→ **Aim of the task**: Quote the records that follow in full and exactly; leave out the pictures.

(Data shown)

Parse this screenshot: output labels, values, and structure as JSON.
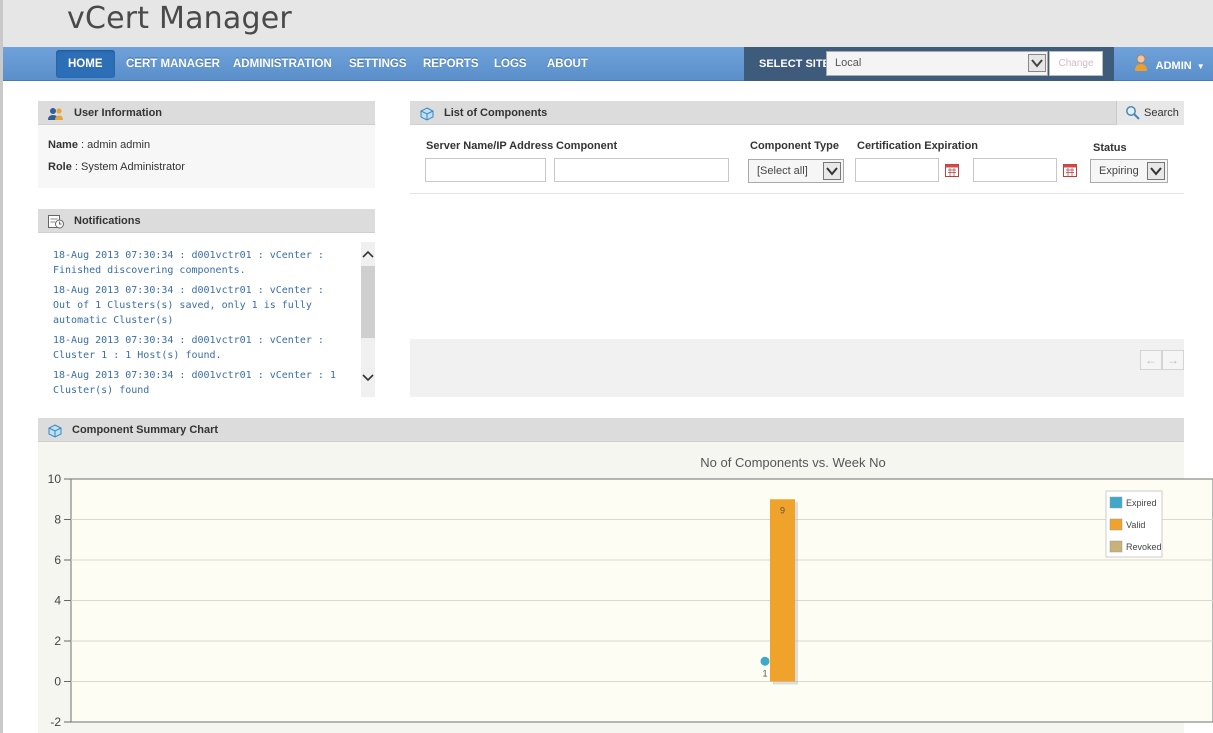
{
  "app": {
    "title": "vCert Manager"
  },
  "nav": {
    "items": [
      "HOME",
      "CERT MANAGER",
      "ADMINISTRATION",
      "SETTINGS",
      "REPORTS",
      "LOGS",
      "ABOUT"
    ],
    "active": "HOME",
    "site_label": "SELECT SITE",
    "site_value": "Local",
    "change_label": "Change",
    "user_label": "ADMIN"
  },
  "user_info": {
    "title": "User Information",
    "name_label": "Name",
    "name_value": " : admin admin",
    "role_label": "Role",
    "role_value": " : System Administrator"
  },
  "notifications": {
    "title": "Notifications",
    "items": [
      [
        "18-Aug 2013 07:30:34 : d001vctr01 : vCenter :",
        "Finished discovering components."
      ],
      [
        "18-Aug 2013 07:30:34 : d001vctr01 : vCenter :",
        "Out of 1 Clusters(s) saved, only 1 is fully",
        "automatic Cluster(s)"
      ],
      [
        "18-Aug 2013 07:30:34 : d001vctr01 : vCenter :",
        "Cluster 1 : 1 Host(s) found."
      ],
      [
        "18-Aug 2013 07:30:34 : d001vctr01 : vCenter : 1",
        "Cluster(s) found"
      ]
    ]
  },
  "components": {
    "title": "List of Components",
    "search_label": "Search",
    "columns": {
      "server": "Server Name/IP Address",
      "component": "Component",
      "type": "Component Type",
      "expiration": "Certification Expiration",
      "status": "Status"
    },
    "type_value": "[Select all]",
    "status_value": "Expiring",
    "pager_prev": "←",
    "pager_next": "→"
  },
  "summary": {
    "title": "Component Summary Chart"
  },
  "colors": {
    "nav_bg": "#5b8fca",
    "nav_active": "#2d6fb7",
    "expired": "#3fa9c9",
    "valid": "#f0a32a",
    "revoked": "#c8b27a",
    "link": "#3a6ea8"
  },
  "chart_data": {
    "type": "bar",
    "title": "No of Components vs. Week No",
    "ylim": [
      -2,
      10
    ],
    "y_ticks": [
      -2,
      0,
      2,
      4,
      6,
      8,
      10
    ],
    "grid": true,
    "legend_position": "top-right",
    "series": [
      {
        "name": "Expired",
        "color": "#3fa9c9",
        "values": [
          1
        ]
      },
      {
        "name": "Valid",
        "color": "#f0a32a",
        "values": [
          9
        ]
      },
      {
        "name": "Revoked",
        "color": "#c8b27a",
        "values": [
          0
        ]
      }
    ]
  }
}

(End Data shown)

→ **Expected output**:
Parse this screenshot: output labels, values, and structure as JSON.
{
  "app": {
    "title": "vCert Manager"
  },
  "nav": {
    "items": [
      "HOME",
      "CERT MANAGER",
      "ADMINISTRATION",
      "SETTINGS",
      "REPORTS",
      "LOGS",
      "ABOUT"
    ],
    "active": "HOME",
    "site_label": "SELECT SITE",
    "site_value": "Local",
    "change_label": "Change",
    "user_label": "ADMIN"
  },
  "user_info": {
    "title": "User Information",
    "name_label": "Name",
    "name_value": " : admin admin",
    "role_label": "Role",
    "role_value": " : System Administrator"
  },
  "notifications": {
    "title": "Notifications",
    "items": [
      [
        "18-Aug 2013 07:30:34 : d001vctr01 : vCenter :",
        "Finished discovering components."
      ],
      [
        "18-Aug 2013 07:30:34 : d001vctr01 : vCenter :",
        "Out of 1 Clusters(s) saved, only 1 is fully",
        "automatic Cluster(s)"
      ],
      [
        "18-Aug 2013 07:30:34 : d001vctr01 : vCenter :",
        "Cluster 1 : 1 Host(s) found."
      ],
      [
        "18-Aug 2013 07:30:34 : d001vctr01 : vCenter : 1",
        "Cluster(s) found"
      ]
    ]
  },
  "components": {
    "title": "List of Components",
    "search_label": "Search",
    "columns": {
      "server": "Server Name/IP Address",
      "component": "Component",
      "type": "Component Type",
      "expiration": "Certification Expiration",
      "status": "Status"
    },
    "type_value": "[Select all]",
    "status_value": "Expiring",
    "pager_prev": "←",
    "pager_next": "→"
  },
  "summary": {
    "title": "Component Summary Chart"
  },
  "colors": {
    "nav_bg": "#5b8fca",
    "nav_active": "#2d6fb7",
    "expired": "#3fa9c9",
    "valid": "#f0a32a",
    "revoked": "#c8b27a",
    "link": "#3a6ea8"
  },
  "chart_data": {
    "type": "bar",
    "title": "No of Components vs. Week No",
    "ylim": [
      -2,
      10
    ],
    "y_ticks": [
      -2,
      0,
      2,
      4,
      6,
      8,
      10
    ],
    "grid": true,
    "legend_position": "top-right",
    "series": [
      {
        "name": "Expired",
        "color": "#3fa9c9",
        "values": [
          1
        ]
      },
      {
        "name": "Valid",
        "color": "#f0a32a",
        "values": [
          9
        ]
      },
      {
        "name": "Revoked",
        "color": "#c8b27a",
        "values": [
          0
        ]
      }
    ]
  }
}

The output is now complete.